If you haven’t heard of the show, “Shark Tank” is a reality series that follows entrepreneurs, small business owners and people who just have a good idea as they pitch to investors. Similar to “American Idol,” each investor can take part or pass. It only takes one investor to get your idea picked up, but if all of them say no, it’s time to go. The show is based on a Japanese series called “Dragon’s Den,” according to thestar.com. You can learn a lot about what works and what doesn’t by watching the pitches on the show and taking notes, according to NYPost.com.
Beyond simple entertainment, the show also teaches, by example, some important truths about marketing:
A Good Pitch Can’t Always Save a Bad Idea
We like to think of a great salesman as somebody who can sell a drowning man a glass of water. In reality, a great salesman is marked primarily by the fact that they don’t try to sell water to drowning men. In sales and marketing, matching your customer to your product is 99 percent of the job, and when your customer is an investor, a good business plan can’t always save what sounds like a bad idea.
Get a Thick Skin
Solid ideas get turned down on the show all of the time. Being an entrepreneur or an inventor or an artist or a businessperson means failing often, and getting used to it, especially when success relies on someone else’s approval. Develop a thick skin early on in your career.
Know Your Customer
The best way to sell your product, idea or service is to know your customer and to know what they want. The entrepreneurs on “Shark Tank” don’t know anything about the investors before they walk on set and pitch, so learning how to think on your feet and adjust your pitch on the fly based on intuition is an important skill in live pitch sessions.
Sometimes the ideas that work aren’t the best ones but the most interesting ones. The investors hear several pitches a day, and they often just bleed into one another. Focus on an idea that stands out and you’ll have an easier time of appealing to your market.
Don’t hold onto that One Brilliant Idea for your entire life. When an idea just isn’t landing, pitch something else. You improve your odds when you try multiple pitches; you don’t get very far clinging to a single idea that nobody wants to invest in.
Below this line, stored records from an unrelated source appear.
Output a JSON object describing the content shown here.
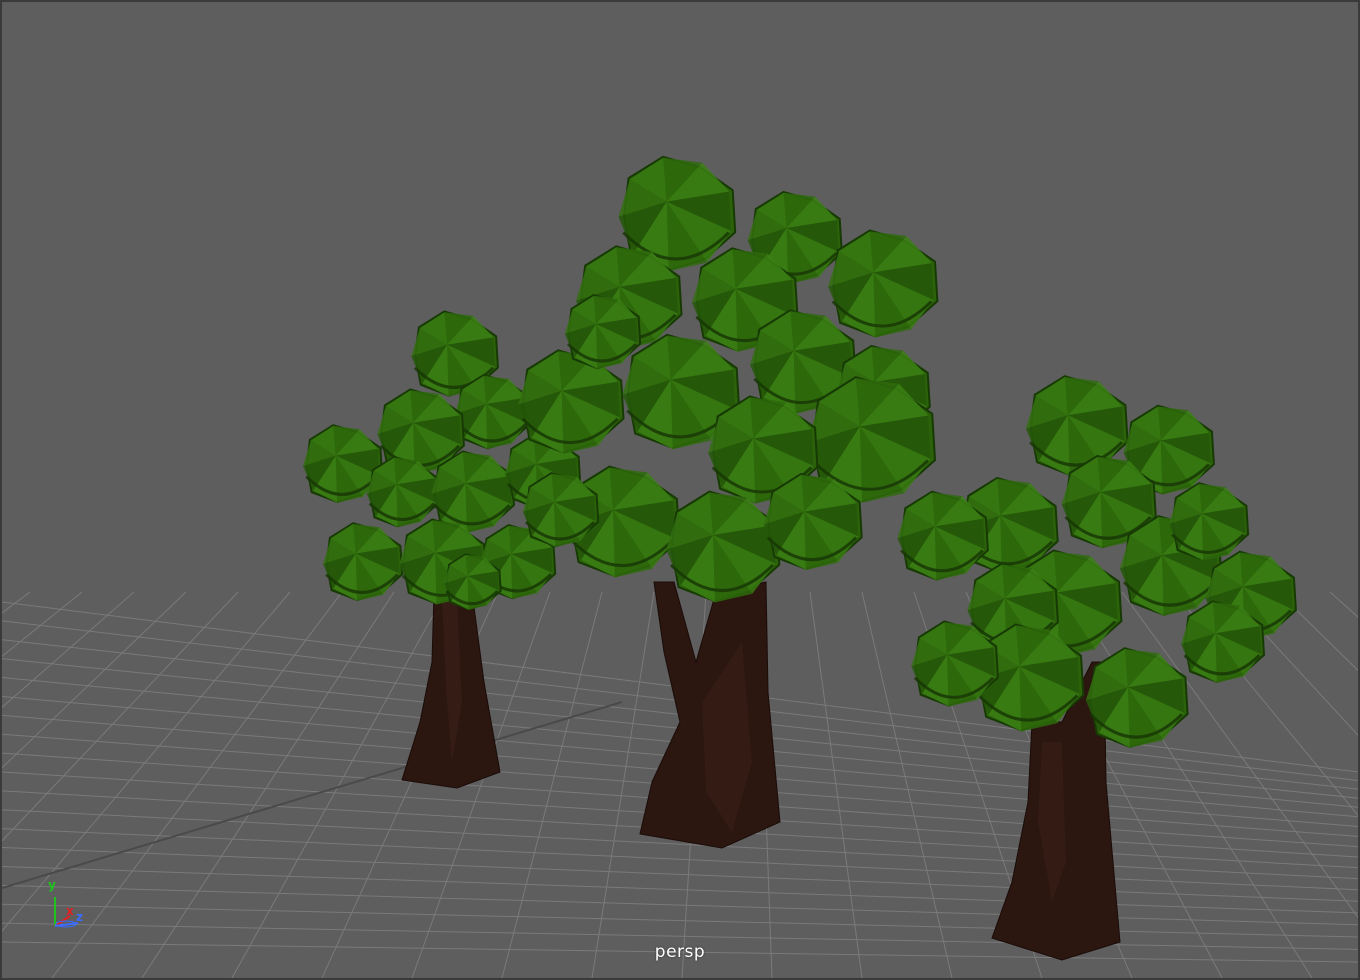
{
  "viewport": {
    "camera_label": "persp",
    "axes": {
      "y": "y",
      "x": "x",
      "z": "z"
    },
    "colors": {
      "background": "#5e5e5e",
      "grid": "#7a7a7a",
      "foliage": "#2f6a0a",
      "trunk": "#2a1510",
      "axis_y": "#1ec31e",
      "axis_x": "#e02020",
      "axis_z": "#3a6cff"
    }
  }
}
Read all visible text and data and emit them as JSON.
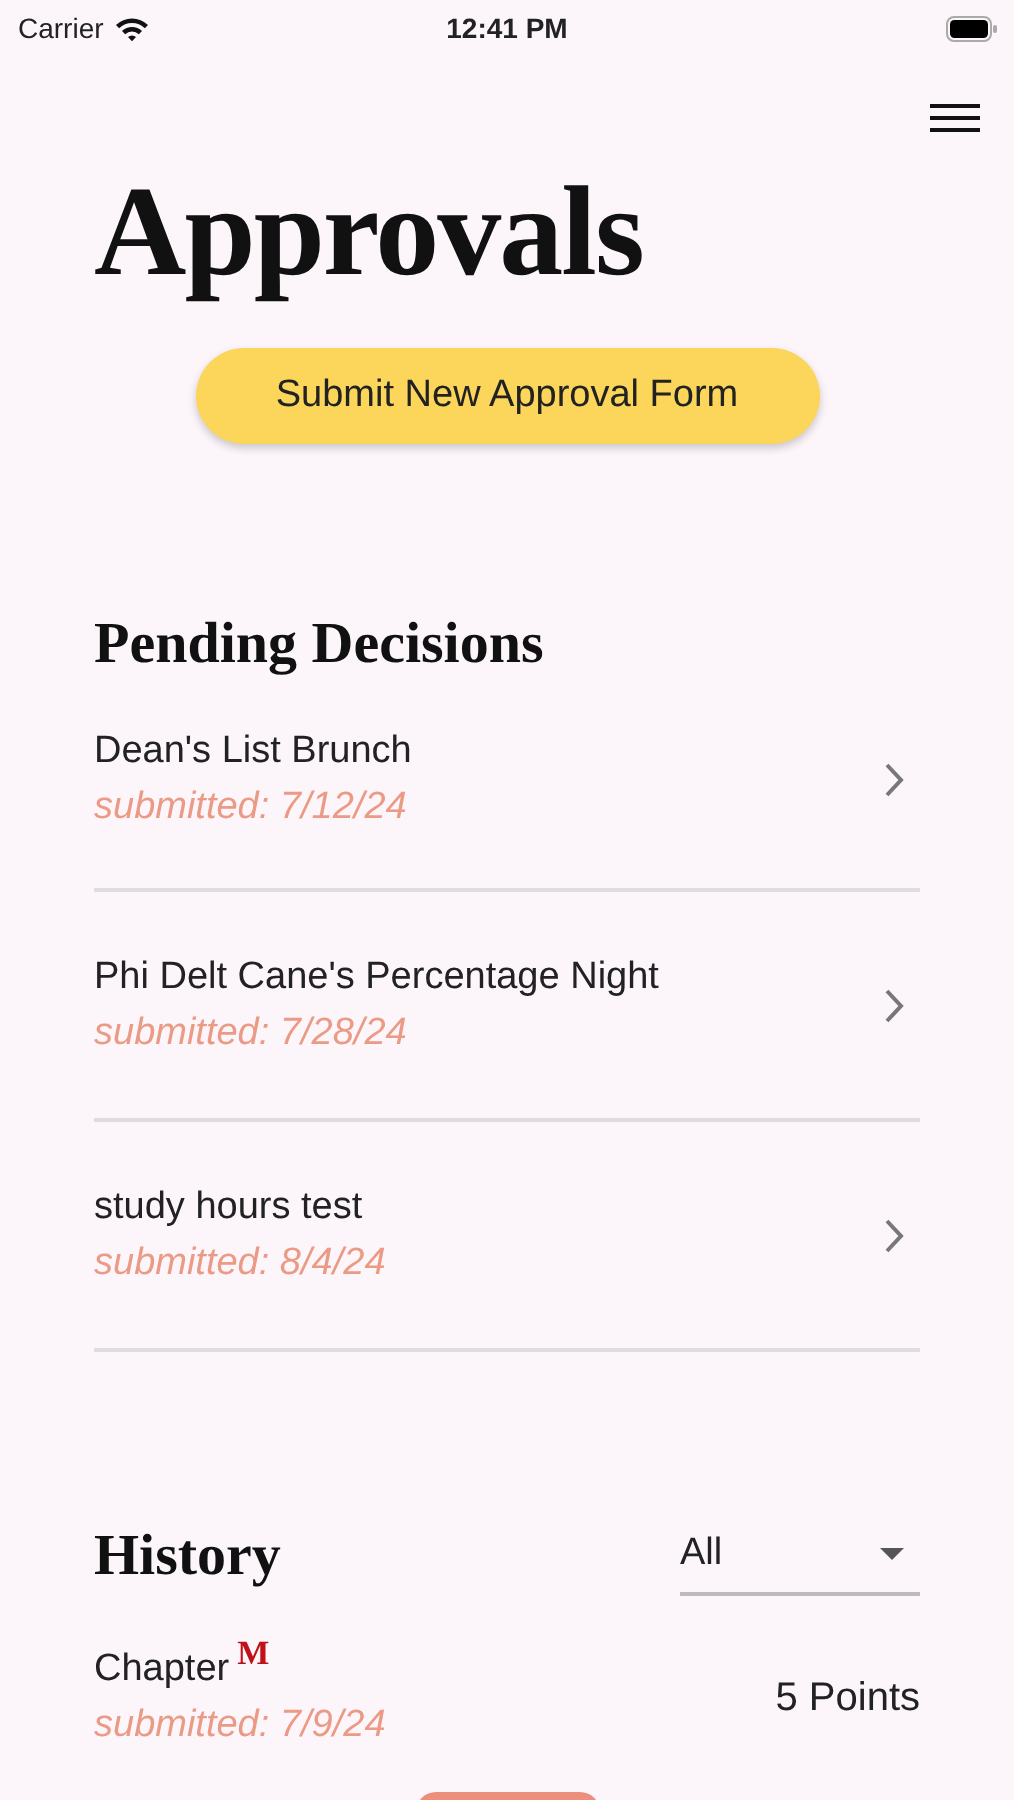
{
  "status_bar": {
    "carrier": "Carrier",
    "time": "12:41 PM"
  },
  "title": "Approvals",
  "submit_button": "Submit New Approval Form",
  "pending": {
    "heading": "Pending Decisions",
    "items": [
      {
        "name": "Dean's List Brunch",
        "submitted": "submitted: 7/12/24"
      },
      {
        "name": "Phi Delt Cane's Percentage Night",
        "submitted": "submitted: 7/28/24"
      },
      {
        "name": "study hours test",
        "submitted": "submitted: 8/4/24"
      }
    ]
  },
  "history": {
    "heading": "History",
    "filter": "All",
    "items": [
      {
        "name": "Chapter",
        "badge": "M",
        "submitted": "submitted: 7/9/24",
        "points": "5 Points"
      }
    ]
  }
}
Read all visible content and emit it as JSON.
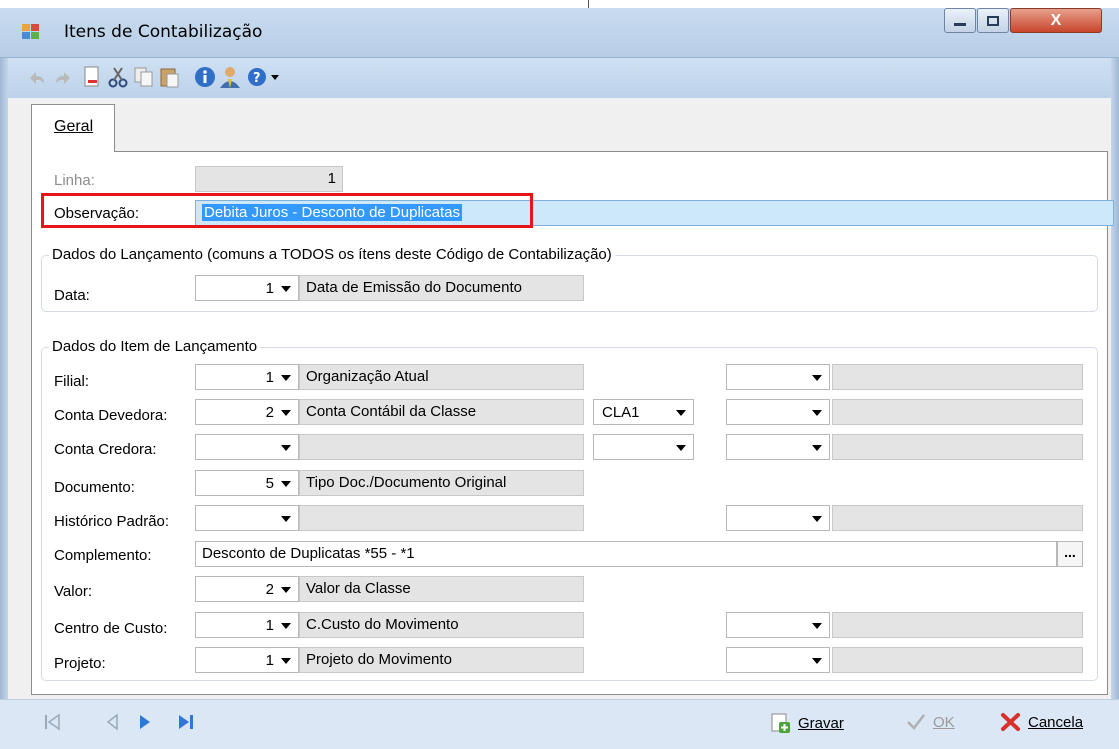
{
  "window": {
    "title": "Itens de Contabilização",
    "minimize": "minimize",
    "maximize": "maximize",
    "close": "X"
  },
  "tabs": [
    {
      "label": "Geral"
    }
  ],
  "form": {
    "linha_label": "Linha:",
    "linha_value": "1",
    "observacao_label": "Observação:",
    "observacao_value": "Debita Juros - Desconto de Duplicatas"
  },
  "group_lancamento": {
    "title": "Dados do Lançamento (comuns a TODOS os ítens deste Código de Contabilização)",
    "data_label": "Data:",
    "data_code": "1",
    "data_desc": "Data de Emissão do Documento"
  },
  "group_item": {
    "title": "Dados do Item de Lançamento",
    "rows": [
      {
        "label": "Filial:",
        "code": "1",
        "desc": "Organização Atual"
      },
      {
        "label": "Conta Devedora:",
        "code": "2",
        "desc": "Conta Contábil da Classe",
        "extra": "CLA1"
      },
      {
        "label": "Conta Credora:",
        "code": "",
        "desc": ""
      },
      {
        "label": "Documento:",
        "code": "5",
        "desc": "Tipo Doc./Documento Original"
      },
      {
        "label": "Histórico Padrão:",
        "code": "",
        "desc": ""
      },
      {
        "label": "Complemento:",
        "value": "Desconto de Duplicatas *55 - *1",
        "button": "..."
      },
      {
        "label": "Valor:",
        "code": "2",
        "desc": "Valor da Classe"
      },
      {
        "label": "Centro de Custo:",
        "code": "1",
        "desc": "C.Custo do Movimento"
      },
      {
        "label": "Projeto:",
        "code": "1",
        "desc": "Projeto do Movimento"
      }
    ]
  },
  "footer": {
    "gravar": "Gravar",
    "ok": "OK",
    "cancelar": "Cancela"
  },
  "colors": {
    "highlight_border": "#e4161c",
    "selection": "#3399ff"
  }
}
The show reflects the real business world so closely, so it can be very educational for those in marketing in sales. The season five finale will be airing May 17, states TVLine.com. Cable packages that run “Shark Tank” start at $30 a month, according to directtvdeal.com.